I spoke to a 10th grader who shared her experience: 

“One time I had this one exam I had spent hours slaving over, working over, ignoring all other subjects for it. The stress of scoring full and making a good impression and a billion other things got to me at that moment as I blanked out and forgot everything I had spent months learning. The trembling, crying, nausea, feeling it all fade away, the disappointment on my teacher’s face. All of it combined into a big red failure in my file. How on earth are you expected to cope when a factor effectively out of your control results in you being labelled as ‘incompetent’, and in some extreme cases, a ‘failure’? And all this persistent pondering is slowly reducing my own academic abilities, as I get distracted further away from my own studies.

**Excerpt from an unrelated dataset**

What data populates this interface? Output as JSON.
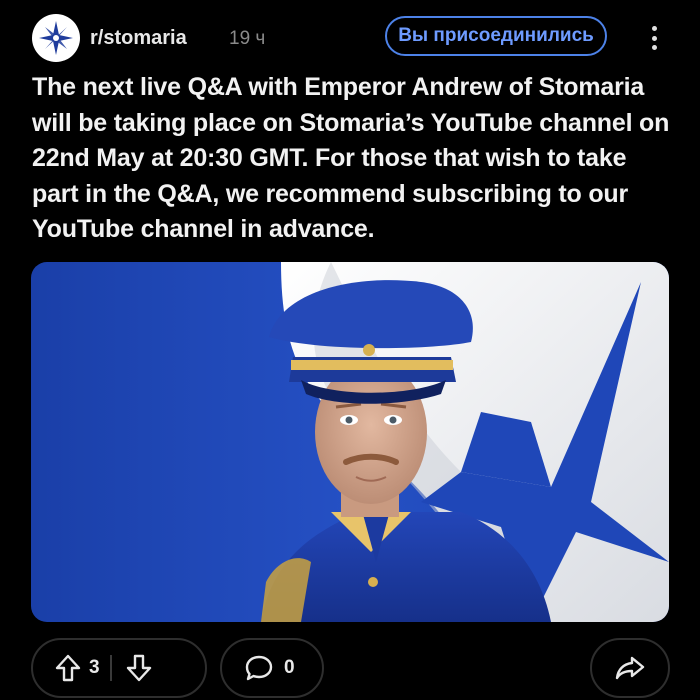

A vicious cycle at its best.”

Well, then how do we deal with this epidemic of exam anxiety that arises every 6-8 months? 

Image by The Health Collective

My peers shared ways they try to healthily cope with the stress – studying with friends, listening to classical music while studying, and exercising. 

One technique I personally use to avoid exhaustion is the infamous ‘Pomodoro technique’, where you set a timer for 25-30 minutes to work, then take a 5-10 minute break, and repeat. Effective study techniques and planning studying step by step can help break down a daunting challenge into simpler, doable tasks. 

It’s also important to learn that relaxation doesn’t mean “giving up” or “being lazy”, and we should all try to incorporate time for self-care in our study schedules to maintain our health and our grades. Utilising deep breathing, meditation, journaling, or engaging in a hobby can make us better, more grounded students. 

Most importantly, we must realise that we are not alone. We can build a support system of trusted friends, parents, and teachers and reach out to school counsellors whenever we feel overwhelmed. A tough pill many students need to swallow is that the numbers on the marksheet only reflect one’s performance in that particular exam, not one’s performance in life. Those numbers are simply questions answered right/wrong and do not, and should not ever gauge someone’s worth as a person. Once we can grasp this concept, we must try to revisit our priorities as a society and bring teen mental health into the spotlight.

Image by The Health Collective

About the Author: Vera Povaiah is a 12th-grader and a passionate advocate for teen mental health aspiring to create a change in schools. She is also a student of psychology, a proud feminist, and an avid reader.